## [Interface dataset entries]
★ ★ ★ ★ ★ ★ ★

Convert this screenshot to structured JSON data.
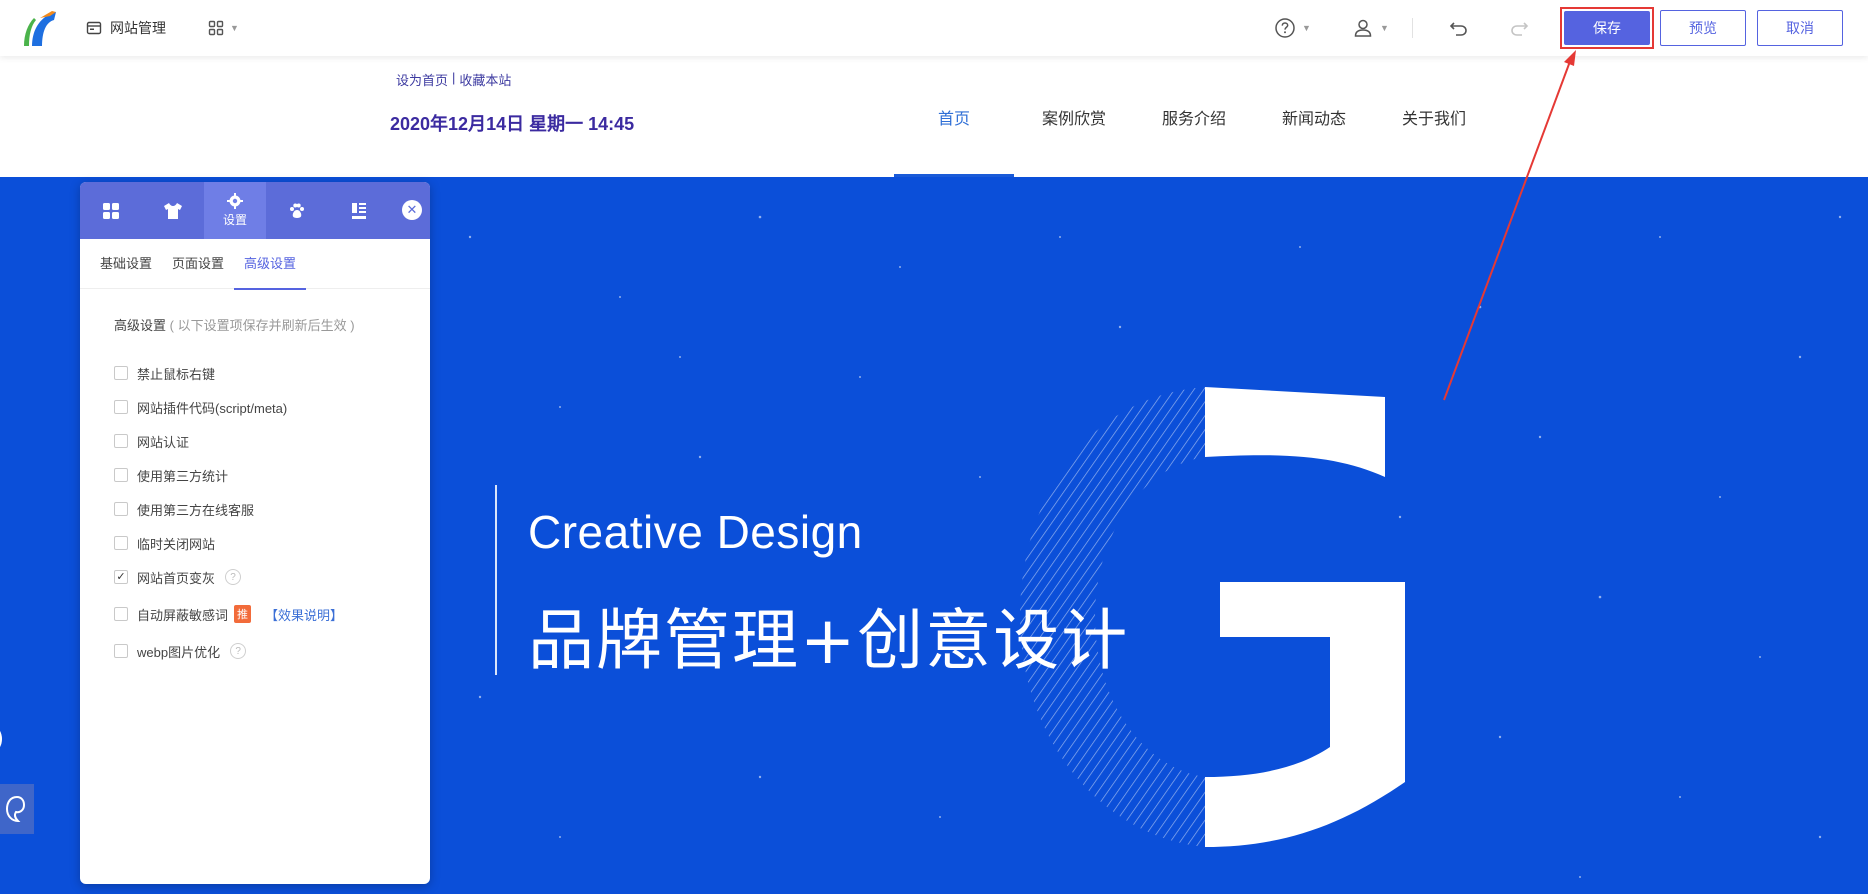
{
  "toolbar": {
    "site_manage_label": "网站管理",
    "save_label": "保存",
    "preview_label": "预览",
    "cancel_label": "取消",
    "icons": [
      "logo-icon",
      "site-icon",
      "apps-grid-icon",
      "help-icon",
      "user-icon",
      "undo-icon",
      "redo-icon"
    ],
    "accent_color": "#5563e0",
    "highlight_color": "#e53935"
  },
  "site": {
    "top_links": [
      "设为首页",
      "|",
      "收藏本站"
    ],
    "datetime": "2020年12月14日 星期一 14:45",
    "nav": [
      {
        "label": "首页",
        "active": true
      },
      {
        "label": "案例欣赏",
        "active": false
      },
      {
        "label": "服务介绍",
        "active": false
      },
      {
        "label": "新闻动态",
        "active": false
      },
      {
        "label": "关于我们",
        "active": false
      }
    ]
  },
  "hero": {
    "title_en": "Creative Design",
    "title_cn": "品牌管理+创意设计",
    "background_color": "#0b4fd9"
  },
  "panel": {
    "tabs": [
      {
        "icon": "grid-icon",
        "label": ""
      },
      {
        "icon": "shirt-icon",
        "label": ""
      },
      {
        "icon": "gear-icon",
        "label": "设置",
        "active": true
      },
      {
        "icon": "paw-icon",
        "label": ""
      },
      {
        "icon": "layout-icon",
        "label": ""
      }
    ],
    "subtabs": [
      "基础设置",
      "页面设置",
      "高级设置"
    ],
    "active_subtab": "高级设置",
    "section_title": "高级设置",
    "section_hint": "( 以下设置项保存并刷新后生效 )",
    "options": [
      {
        "label": "禁止鼠标右键",
        "checked": false
      },
      {
        "label": "网站插件代码(script/meta)",
        "checked": false
      },
      {
        "label": "网站认证",
        "checked": false
      },
      {
        "label": "使用第三方统计",
        "checked": false
      },
      {
        "label": "使用第三方在线客服",
        "checked": false
      },
      {
        "label": "临时关闭网站",
        "checked": false
      },
      {
        "label": "网站首页变灰",
        "checked": true,
        "help": "?"
      },
      {
        "label": "自动屏蔽敏感词",
        "checked": false,
        "badge": "推",
        "link": "【效果说明】"
      },
      {
        "label": "webp图片优化",
        "checked": false,
        "help": "?"
      }
    ]
  }
}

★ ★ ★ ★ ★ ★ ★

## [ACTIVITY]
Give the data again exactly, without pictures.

## [EXERCISE ANSWER]
Convert this screenshot to structured JSON data.
{
  "toolbar": {
    "site_manage_label": "网站管理",
    "save_label": "保存",
    "preview_label": "预览",
    "cancel_label": "取消",
    "icons": [
      "logo-icon",
      "site-icon",
      "apps-grid-icon",
      "help-icon",
      "user-icon",
      "undo-icon",
      "redo-icon"
    ],
    "accent_color": "#5563e0",
    "highlight_color": "#e53935"
  },
  "site": {
    "top_links": [
      "设为首页",
      "|",
      "收藏本站"
    ],
    "datetime": "2020年12月14日 星期一 14:45",
    "nav": [
      {
        "label": "首页",
        "active": true
      },
      {
        "label": "案例欣赏",
        "active": false
      },
      {
        "label": "服务介绍",
        "active": false
      },
      {
        "label": "新闻动态",
        "active": false
      },
      {
        "label": "关于我们",
        "active": false
      }
    ]
  },
  "hero": {
    "title_en": "Creative Design",
    "title_cn": "品牌管理+创意设计",
    "background_color": "#0b4fd9"
  },
  "panel": {
    "tabs": [
      {
        "icon": "grid-icon",
        "label": ""
      },
      {
        "icon": "shirt-icon",
        "label": ""
      },
      {
        "icon": "gear-icon",
        "label": "设置",
        "active": true
      },
      {
        "icon": "paw-icon",
        "label": ""
      },
      {
        "icon": "layout-icon",
        "label": ""
      }
    ],
    "subtabs": [
      "基础设置",
      "页面设置",
      "高级设置"
    ],
    "active_subtab": "高级设置",
    "section_title": "高级设置",
    "section_hint": "( 以下设置项保存并刷新后生效 )",
    "options": [
      {
        "label": "禁止鼠标右键",
        "checked": false
      },
      {
        "label": "网站插件代码(script/meta)",
        "checked": false
      },
      {
        "label": "网站认证",
        "checked": false
      },
      {
        "label": "使用第三方统计",
        "checked": false
      },
      {
        "label": "使用第三方在线客服",
        "checked": false
      },
      {
        "label": "临时关闭网站",
        "checked": false
      },
      {
        "label": "网站首页变灰",
        "checked": true,
        "help": "?"
      },
      {
        "label": "自动屏蔽敏感词",
        "checked": false,
        "badge": "推",
        "link": "【效果说明】"
      },
      {
        "label": "webp图片优化",
        "checked": false,
        "help": "?"
      }
    ]
  }
}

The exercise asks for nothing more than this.